Maasai, Then and Now

Part of the Addressing the Statue exhibition.

Loss of Lands

For centuries, the Maasai people moved freely across the territory that would eventually become Kenya (1963) and Tanzania (1961), taking their cattle and other livestock to different seasonal grazing grounds. In the late 1800s, European colonizers began to restrict the movement of the Maasai. By the time Theodore Roosevelt traveled through East Africa in 1909 and 1910, the British government had forced Maasai off their lands to make way for white settlers. The effects of the loss of lands continue to this day for the Maasai.

Maasai Today
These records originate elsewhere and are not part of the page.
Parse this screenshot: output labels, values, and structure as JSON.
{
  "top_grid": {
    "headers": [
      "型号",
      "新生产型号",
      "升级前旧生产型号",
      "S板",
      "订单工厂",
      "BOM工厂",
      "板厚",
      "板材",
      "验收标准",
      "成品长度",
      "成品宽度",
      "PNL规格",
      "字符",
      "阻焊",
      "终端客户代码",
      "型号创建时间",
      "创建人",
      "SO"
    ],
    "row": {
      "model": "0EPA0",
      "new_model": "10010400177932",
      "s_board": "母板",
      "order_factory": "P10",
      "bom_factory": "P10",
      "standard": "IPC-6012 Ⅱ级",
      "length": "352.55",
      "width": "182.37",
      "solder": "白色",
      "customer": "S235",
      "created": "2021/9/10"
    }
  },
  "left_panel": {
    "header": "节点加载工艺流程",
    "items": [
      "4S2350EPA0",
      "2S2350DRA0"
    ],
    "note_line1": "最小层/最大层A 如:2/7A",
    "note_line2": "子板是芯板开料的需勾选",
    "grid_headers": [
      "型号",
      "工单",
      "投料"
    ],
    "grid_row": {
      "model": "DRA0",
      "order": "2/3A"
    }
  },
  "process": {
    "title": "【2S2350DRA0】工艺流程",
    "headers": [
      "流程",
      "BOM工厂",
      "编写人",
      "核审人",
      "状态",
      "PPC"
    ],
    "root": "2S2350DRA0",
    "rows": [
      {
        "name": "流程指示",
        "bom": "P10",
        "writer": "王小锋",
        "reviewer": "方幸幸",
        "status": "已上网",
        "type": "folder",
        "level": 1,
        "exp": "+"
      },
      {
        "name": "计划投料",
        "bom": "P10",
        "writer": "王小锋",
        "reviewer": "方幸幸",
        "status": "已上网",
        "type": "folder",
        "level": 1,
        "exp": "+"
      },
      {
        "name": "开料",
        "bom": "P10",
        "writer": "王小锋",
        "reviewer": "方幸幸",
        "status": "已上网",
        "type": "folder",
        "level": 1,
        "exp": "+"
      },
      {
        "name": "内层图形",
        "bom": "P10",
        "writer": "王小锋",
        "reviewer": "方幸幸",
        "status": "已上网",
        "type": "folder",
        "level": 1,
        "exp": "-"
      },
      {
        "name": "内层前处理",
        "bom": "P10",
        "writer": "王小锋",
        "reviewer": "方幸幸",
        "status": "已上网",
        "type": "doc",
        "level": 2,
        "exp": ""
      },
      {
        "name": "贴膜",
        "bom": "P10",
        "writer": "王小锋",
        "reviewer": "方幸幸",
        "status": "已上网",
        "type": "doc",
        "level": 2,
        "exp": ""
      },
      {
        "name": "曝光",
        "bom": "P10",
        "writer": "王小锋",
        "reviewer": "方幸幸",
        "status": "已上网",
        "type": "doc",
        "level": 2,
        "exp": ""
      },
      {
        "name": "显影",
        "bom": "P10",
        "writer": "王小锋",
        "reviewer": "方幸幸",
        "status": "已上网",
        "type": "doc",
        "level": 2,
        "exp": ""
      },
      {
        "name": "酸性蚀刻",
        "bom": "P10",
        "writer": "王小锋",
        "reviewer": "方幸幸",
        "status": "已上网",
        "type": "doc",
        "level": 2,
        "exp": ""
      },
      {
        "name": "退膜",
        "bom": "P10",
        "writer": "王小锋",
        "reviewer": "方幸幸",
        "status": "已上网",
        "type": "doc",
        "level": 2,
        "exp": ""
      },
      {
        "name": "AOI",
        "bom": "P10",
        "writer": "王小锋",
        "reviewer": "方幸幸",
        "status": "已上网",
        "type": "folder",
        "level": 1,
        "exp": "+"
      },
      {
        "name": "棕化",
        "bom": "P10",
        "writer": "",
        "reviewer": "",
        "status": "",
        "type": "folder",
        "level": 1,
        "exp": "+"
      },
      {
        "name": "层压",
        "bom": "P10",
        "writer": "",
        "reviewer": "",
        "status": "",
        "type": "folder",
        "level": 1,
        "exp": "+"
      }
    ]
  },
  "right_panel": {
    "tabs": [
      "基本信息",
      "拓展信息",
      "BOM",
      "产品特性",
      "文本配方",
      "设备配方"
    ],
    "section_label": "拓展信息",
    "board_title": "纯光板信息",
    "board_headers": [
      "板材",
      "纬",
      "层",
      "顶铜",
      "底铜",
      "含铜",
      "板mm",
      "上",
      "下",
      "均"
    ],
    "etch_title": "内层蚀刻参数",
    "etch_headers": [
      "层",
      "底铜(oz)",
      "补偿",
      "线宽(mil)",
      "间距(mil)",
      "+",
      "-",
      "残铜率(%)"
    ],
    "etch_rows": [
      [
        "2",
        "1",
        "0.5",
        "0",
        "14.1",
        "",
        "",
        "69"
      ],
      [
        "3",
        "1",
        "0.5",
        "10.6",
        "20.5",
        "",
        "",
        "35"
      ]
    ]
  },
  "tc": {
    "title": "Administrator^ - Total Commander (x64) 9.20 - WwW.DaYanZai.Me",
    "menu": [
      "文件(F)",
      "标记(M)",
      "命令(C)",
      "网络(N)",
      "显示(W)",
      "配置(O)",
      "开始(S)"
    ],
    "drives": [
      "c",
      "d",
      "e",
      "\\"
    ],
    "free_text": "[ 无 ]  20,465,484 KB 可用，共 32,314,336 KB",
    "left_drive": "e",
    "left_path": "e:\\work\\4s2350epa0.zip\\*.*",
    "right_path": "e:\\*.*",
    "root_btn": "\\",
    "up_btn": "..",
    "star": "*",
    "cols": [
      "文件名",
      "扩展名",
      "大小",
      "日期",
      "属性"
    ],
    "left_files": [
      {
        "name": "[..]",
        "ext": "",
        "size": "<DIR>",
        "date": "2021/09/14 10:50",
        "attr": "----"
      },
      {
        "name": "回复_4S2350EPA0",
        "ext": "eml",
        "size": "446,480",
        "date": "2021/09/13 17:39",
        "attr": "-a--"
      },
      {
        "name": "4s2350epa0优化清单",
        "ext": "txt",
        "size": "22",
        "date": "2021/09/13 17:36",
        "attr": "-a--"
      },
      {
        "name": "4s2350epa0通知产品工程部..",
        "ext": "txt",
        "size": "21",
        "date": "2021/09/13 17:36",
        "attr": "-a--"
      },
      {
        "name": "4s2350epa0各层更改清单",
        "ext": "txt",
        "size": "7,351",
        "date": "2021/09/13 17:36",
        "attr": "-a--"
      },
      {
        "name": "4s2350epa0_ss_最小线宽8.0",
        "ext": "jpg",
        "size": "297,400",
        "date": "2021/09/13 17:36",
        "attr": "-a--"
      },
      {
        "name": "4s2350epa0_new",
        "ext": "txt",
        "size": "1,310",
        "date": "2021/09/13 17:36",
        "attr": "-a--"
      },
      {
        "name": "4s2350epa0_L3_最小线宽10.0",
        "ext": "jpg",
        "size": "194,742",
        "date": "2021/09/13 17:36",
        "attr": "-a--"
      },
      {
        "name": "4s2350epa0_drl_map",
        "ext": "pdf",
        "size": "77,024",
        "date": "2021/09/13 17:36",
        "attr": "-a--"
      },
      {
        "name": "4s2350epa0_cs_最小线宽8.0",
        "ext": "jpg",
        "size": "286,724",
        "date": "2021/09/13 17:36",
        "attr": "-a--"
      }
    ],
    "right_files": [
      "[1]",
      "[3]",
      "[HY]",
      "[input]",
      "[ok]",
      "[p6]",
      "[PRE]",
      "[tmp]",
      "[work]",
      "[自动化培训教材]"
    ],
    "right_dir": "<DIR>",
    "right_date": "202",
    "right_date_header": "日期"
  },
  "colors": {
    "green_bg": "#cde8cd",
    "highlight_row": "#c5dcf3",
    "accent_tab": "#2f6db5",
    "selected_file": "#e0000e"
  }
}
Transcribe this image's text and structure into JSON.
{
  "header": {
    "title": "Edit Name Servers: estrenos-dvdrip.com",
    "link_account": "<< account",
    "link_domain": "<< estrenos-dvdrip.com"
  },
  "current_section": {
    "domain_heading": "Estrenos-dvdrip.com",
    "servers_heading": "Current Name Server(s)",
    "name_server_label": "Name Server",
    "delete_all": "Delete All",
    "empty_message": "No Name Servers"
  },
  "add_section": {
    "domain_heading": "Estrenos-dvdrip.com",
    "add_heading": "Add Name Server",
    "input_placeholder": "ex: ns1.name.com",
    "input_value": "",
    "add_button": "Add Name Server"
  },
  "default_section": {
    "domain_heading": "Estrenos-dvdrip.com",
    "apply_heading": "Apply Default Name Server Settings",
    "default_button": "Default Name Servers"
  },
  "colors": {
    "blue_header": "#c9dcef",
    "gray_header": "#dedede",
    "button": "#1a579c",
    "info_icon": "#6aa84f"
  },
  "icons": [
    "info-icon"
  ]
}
Today Maasai people are working to protect their land, language, and culture. Some communities, like Maji Moto, host tourists. At Maji Moto Maasai Cultural Camp, visitors have a chance to see wildlife and learn about cultural traditions on Maasai lands.